That’s where Gordon and Anderson come in. Anderson’s three-point shooting prowess is well-known by fantasy hoopsters like myself who scooped him up with a mid-round pick last year — he led the NBA in three-pointers made while sinking over 39 percent of those shots. As for Gordon, it remains to be seen whether his recovery from knee surgery and his conditioning will enable him to be ready to play when the regular season commences, but his value to the team was shown last season by the fact that the Hornets had a 6-3 record in his nine games.

14. Philadelphia 76ers
If there’s a city that could embrace a gifted athlete who happens to be an unmitigated asshole, it’s The City of Brotherly Love. When he’s not nursing an injury, cheap-shotting an opponent half his size or parking his Bimmer in a handicapped spot, Andrew Bynum is a top-two center who could potentially average 24 and 12 as the main option on an NBA team.

As with Eric Gordon, the health of Bynum’s knees and his conditioning are question marks going into this season.

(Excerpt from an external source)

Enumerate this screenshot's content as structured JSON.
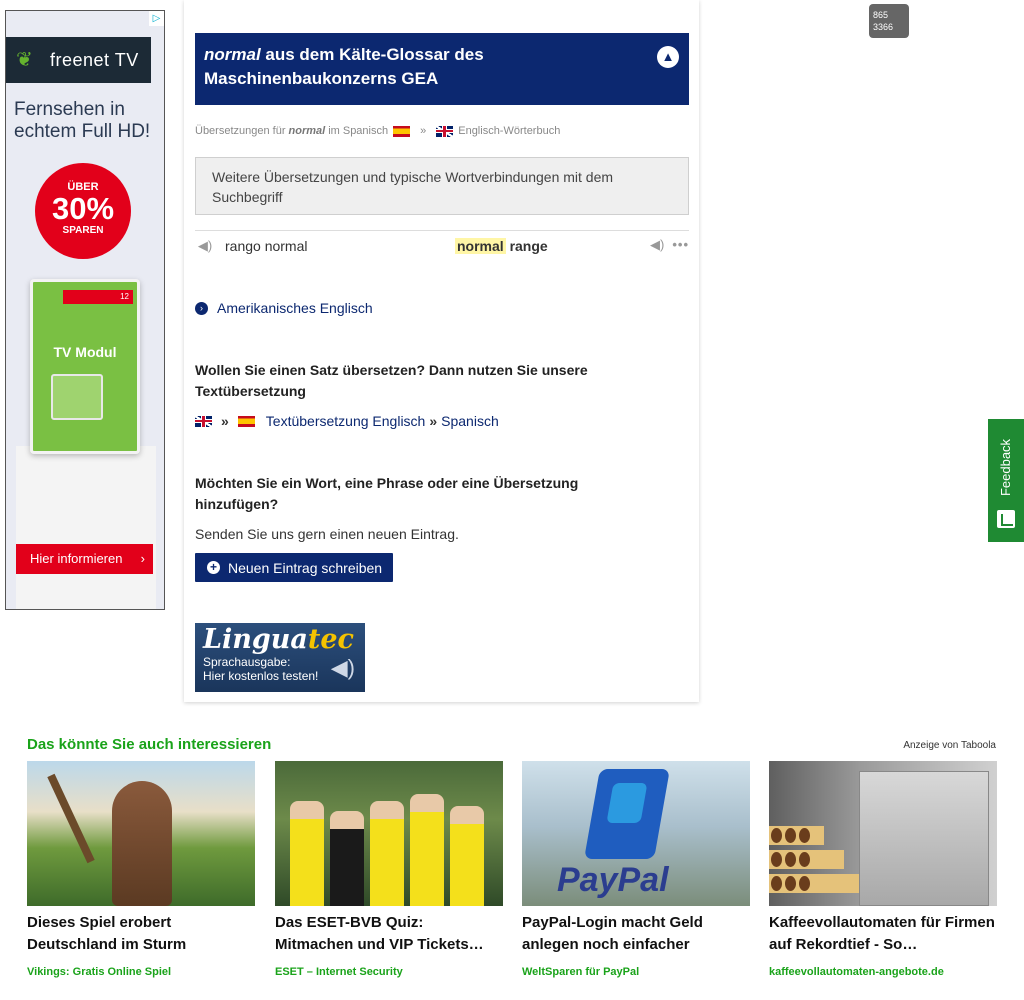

What shouldn’t be in question is his status as a legitimate franchise player. The loss of Andre Iguodala will hurt the Sixers on the defensive end, where they’re unlikely to match their third-ranked Defensive Rating from last season. Offensively, they should receive a huge boost from Bynum’s offensive rebounding and his ability to score a lot of points at a high level of efficiency. If he can be on the court for most of Philly’s games this season, handle the spotlight of being the team’s main star, and stop being such a flake all the time, Bynum could be a dominant force in the Eastern Conference.

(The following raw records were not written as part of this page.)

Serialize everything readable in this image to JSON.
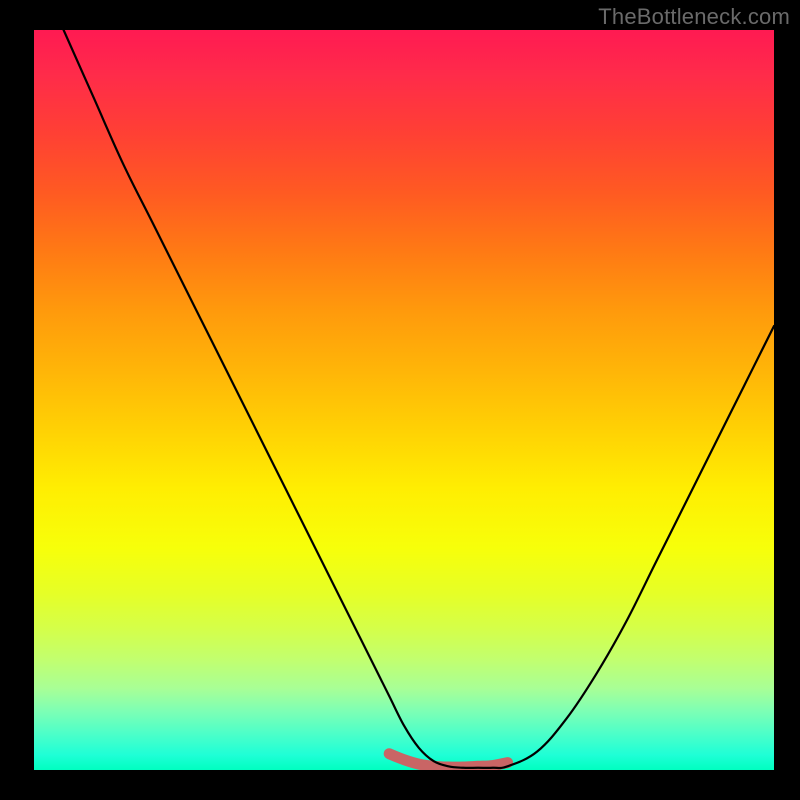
{
  "watermark": "TheBottleneck.com",
  "chart_data": {
    "type": "line",
    "title": "",
    "xlabel": "",
    "ylabel": "",
    "xlim": [
      0,
      100
    ],
    "ylim": [
      0,
      100
    ],
    "grid": false,
    "background": "rainbow-heat-gradient",
    "series": [
      {
        "name": "primary-curve",
        "color": "#000000",
        "x": [
          4,
          8,
          12,
          16,
          20,
          24,
          28,
          32,
          36,
          40,
          44,
          46,
          48,
          50,
          52,
          54,
          56,
          58,
          60,
          62,
          64,
          68,
          72,
          76,
          80,
          84,
          88,
          92,
          96,
          100
        ],
        "y": [
          100,
          91,
          82,
          74,
          66,
          58,
          50,
          42,
          34,
          26,
          18,
          14,
          10,
          6,
          3,
          1.2,
          0.5,
          0.3,
          0.3,
          0.3,
          0.5,
          2.5,
          7,
          13,
          20,
          28,
          36,
          44,
          52,
          60
        ]
      },
      {
        "name": "bottom-highlight",
        "color": "#d66a6a",
        "x": [
          48,
          50,
          52,
          54,
          56,
          58,
          60,
          62,
          64
        ],
        "y": [
          2.2,
          1.4,
          0.8,
          0.5,
          0.4,
          0.4,
          0.5,
          0.6,
          1.0
        ]
      }
    ]
  }
}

Elsewhere on the roster, Jrue Holiday appears poised for a breakout year, Evan Turner’s solid all-around game is gradually improving, Thaddeus Young is a dark horse for sixth man of the year candidate, Jason Richardson is still a valuable long range weapon and Nick Young is, well… he’s Nick Young. (I’m not a fan.) Ultimately, this team will go as far as Bynum carries it.

13. Memphis Grizzlies
As I write this Grizzlies preview, I’m trying not to feel like a gigantic failure due to the fact that the team’s new majority owner, Robert Pera, is younger than I am. Pera reached an agreement with local investors in August that should keep the team in Memphis for at least another 15 years, which is nice. On the court, the Grizzlies boast both talent and depth in their frontcourt, especially if Darrell Arthur makes a successful return from a stress fracture in his leg by November. Zach Randolph isn’t a guaranteed 20 and 10 anymore, but he and Marc Gasol still make up one of the most potent frontcourt duos in the league.

The Grizzlies succeed primarily on their aggressive, swarming style of defense that frustrates ballhandlers and leads to a bunch of turnovers. Mike Conley, Tony Allen and Rudy Gay each averaged at least 1.5 steals per game last season as the Grizzlies joined the Heat as the only teams with three such players. Their weakness could be their outside shooting, since they finished 26th in three-point percentage last season and they lost their second-best three-point shooter when O.J. Mayo signed with the Mavericks. Still, they remain a competitive team that seems to be able to kick it up a notch in the playoffs.

Previously in the countdown: 30-28 | 27-25 | 24-22 | 21-19 | 18-16